## EXERCISE
Only the lines holding the word "legend" are wanted; copy each of them from the listing.
# # #
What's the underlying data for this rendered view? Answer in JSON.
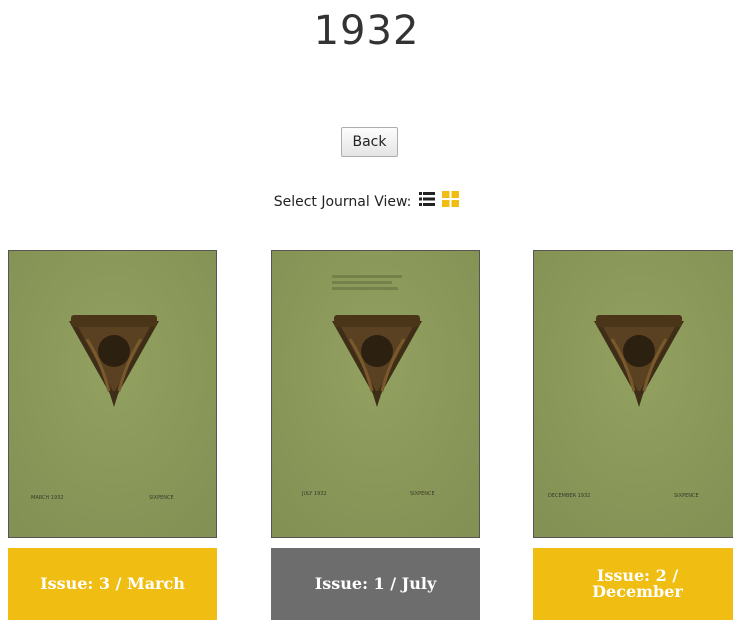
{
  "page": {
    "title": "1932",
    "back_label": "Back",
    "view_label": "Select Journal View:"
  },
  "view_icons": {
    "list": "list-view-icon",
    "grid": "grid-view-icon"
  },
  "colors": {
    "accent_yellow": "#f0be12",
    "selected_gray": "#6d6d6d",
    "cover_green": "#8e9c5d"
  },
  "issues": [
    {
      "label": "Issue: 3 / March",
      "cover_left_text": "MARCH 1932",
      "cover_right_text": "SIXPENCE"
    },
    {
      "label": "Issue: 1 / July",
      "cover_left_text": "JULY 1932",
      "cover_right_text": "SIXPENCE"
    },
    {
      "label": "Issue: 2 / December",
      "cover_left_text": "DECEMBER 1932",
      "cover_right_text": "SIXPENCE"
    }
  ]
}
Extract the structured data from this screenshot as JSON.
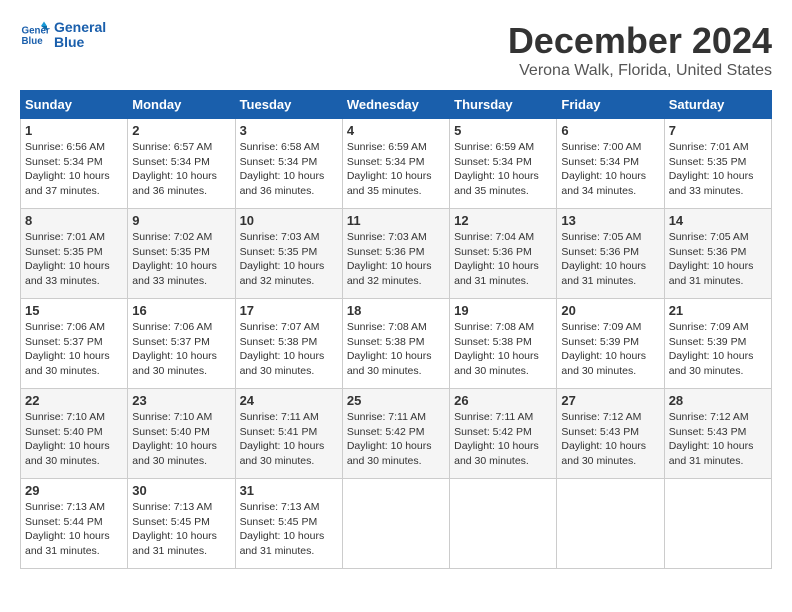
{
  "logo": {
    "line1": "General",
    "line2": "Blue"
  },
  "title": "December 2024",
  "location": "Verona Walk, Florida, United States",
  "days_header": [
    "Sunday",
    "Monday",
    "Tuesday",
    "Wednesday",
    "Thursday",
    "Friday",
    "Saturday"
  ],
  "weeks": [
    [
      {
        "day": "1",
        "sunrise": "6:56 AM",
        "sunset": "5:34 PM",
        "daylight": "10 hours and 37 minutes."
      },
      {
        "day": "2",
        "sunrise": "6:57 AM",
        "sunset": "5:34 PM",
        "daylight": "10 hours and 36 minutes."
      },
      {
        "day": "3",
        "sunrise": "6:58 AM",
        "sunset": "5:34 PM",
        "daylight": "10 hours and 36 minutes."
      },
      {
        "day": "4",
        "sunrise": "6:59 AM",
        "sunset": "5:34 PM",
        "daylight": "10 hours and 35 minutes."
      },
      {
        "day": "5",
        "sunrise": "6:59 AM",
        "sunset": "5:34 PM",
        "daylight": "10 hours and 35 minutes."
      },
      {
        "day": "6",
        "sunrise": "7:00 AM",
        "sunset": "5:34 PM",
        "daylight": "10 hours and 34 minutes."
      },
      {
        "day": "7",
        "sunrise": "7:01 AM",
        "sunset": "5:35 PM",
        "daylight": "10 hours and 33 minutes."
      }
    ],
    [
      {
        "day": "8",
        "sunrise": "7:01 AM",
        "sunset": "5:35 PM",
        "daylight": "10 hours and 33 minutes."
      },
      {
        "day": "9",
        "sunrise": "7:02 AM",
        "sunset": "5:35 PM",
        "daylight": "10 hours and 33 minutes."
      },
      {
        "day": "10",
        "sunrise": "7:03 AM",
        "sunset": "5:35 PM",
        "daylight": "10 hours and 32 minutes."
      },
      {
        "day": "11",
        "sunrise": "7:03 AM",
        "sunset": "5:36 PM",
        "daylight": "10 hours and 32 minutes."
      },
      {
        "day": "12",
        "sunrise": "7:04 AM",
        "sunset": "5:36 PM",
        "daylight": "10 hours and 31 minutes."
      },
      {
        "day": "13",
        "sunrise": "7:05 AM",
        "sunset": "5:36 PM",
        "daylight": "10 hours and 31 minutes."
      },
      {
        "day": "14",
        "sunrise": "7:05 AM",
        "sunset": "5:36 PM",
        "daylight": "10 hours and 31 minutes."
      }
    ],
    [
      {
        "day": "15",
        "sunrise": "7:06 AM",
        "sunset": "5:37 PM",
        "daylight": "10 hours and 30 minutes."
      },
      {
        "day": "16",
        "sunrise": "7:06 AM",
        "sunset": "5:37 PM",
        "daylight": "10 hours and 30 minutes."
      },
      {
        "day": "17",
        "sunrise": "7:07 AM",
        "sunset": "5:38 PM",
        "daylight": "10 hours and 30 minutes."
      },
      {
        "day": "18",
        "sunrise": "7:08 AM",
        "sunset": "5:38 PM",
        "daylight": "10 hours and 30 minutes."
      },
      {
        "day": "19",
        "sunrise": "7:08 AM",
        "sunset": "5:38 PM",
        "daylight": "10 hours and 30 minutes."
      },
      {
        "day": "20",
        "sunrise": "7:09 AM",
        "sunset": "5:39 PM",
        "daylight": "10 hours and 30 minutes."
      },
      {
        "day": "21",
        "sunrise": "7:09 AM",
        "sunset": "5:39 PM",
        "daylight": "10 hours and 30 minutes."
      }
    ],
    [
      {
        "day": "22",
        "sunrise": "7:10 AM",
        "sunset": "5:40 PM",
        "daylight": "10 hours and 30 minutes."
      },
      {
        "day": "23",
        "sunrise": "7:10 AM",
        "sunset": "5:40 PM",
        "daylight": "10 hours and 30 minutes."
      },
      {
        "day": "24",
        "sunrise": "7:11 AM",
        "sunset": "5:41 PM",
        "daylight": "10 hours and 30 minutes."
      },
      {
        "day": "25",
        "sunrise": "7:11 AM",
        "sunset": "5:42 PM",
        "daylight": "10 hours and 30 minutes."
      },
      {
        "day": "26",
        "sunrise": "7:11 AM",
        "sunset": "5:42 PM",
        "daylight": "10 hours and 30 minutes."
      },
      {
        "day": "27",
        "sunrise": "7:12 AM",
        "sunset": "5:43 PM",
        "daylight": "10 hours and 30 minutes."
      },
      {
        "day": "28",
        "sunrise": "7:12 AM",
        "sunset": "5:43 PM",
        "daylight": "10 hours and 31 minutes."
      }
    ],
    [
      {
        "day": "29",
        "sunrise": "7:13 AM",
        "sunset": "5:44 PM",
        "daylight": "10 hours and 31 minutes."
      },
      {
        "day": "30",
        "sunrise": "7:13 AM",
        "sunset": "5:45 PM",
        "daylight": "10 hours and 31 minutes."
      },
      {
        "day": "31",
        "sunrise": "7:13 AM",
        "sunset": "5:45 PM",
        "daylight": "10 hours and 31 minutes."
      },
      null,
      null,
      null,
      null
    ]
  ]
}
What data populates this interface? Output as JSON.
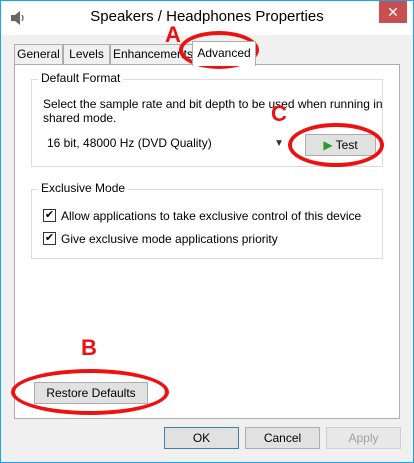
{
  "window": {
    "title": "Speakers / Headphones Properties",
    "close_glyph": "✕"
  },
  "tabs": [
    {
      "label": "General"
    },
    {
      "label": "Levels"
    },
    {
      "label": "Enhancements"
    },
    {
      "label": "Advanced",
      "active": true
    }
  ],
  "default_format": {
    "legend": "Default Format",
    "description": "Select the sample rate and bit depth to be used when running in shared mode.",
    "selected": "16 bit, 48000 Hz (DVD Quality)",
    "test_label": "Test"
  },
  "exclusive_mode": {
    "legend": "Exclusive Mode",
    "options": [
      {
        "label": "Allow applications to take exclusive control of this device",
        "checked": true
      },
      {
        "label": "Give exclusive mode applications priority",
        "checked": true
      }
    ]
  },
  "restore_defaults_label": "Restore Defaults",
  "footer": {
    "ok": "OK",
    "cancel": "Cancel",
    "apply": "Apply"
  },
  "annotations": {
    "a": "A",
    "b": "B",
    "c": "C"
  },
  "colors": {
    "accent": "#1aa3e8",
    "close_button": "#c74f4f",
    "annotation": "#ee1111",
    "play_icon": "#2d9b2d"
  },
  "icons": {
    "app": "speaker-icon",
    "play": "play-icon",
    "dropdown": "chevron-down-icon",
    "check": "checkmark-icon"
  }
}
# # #
## TASK RESULT
    "legend": "Default Format",
    "legend": "Exclusive Mode",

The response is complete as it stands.